::: DATA TO EXAMINE
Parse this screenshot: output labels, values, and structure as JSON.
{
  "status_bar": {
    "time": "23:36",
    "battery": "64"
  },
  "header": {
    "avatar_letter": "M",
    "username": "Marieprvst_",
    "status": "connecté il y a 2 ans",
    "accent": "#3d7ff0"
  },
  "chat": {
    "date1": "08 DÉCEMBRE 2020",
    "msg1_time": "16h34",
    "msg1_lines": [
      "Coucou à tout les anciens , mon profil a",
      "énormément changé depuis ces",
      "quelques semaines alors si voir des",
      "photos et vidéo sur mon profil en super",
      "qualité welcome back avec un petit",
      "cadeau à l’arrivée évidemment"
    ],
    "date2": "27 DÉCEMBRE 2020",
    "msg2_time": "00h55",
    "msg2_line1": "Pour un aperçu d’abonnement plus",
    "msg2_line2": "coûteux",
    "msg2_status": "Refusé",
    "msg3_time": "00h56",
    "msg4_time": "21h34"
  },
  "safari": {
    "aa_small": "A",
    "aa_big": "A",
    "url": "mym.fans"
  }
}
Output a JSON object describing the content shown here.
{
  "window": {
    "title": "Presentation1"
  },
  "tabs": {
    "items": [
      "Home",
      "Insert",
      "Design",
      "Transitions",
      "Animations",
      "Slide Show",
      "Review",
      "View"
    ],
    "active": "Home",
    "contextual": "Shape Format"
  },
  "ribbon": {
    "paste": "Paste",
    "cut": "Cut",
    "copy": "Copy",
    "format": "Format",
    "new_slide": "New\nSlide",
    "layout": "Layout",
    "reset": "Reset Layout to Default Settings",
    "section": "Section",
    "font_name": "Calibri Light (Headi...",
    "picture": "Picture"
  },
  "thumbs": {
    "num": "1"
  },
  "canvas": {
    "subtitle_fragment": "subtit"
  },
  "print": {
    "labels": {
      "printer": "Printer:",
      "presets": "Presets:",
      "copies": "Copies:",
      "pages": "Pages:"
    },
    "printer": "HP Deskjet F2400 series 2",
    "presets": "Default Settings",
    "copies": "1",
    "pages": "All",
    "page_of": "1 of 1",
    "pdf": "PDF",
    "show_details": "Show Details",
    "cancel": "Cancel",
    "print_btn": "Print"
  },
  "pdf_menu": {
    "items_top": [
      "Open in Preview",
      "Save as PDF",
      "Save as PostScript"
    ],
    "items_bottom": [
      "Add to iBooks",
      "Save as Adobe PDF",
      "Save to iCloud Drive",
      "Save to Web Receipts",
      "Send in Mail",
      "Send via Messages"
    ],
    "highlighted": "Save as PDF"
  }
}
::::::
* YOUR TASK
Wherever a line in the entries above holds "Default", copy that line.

* SOLUTION TO THE PROBLEM
    "reset": "Reset Layout to Default Settings",
    "presets": "Default Settings",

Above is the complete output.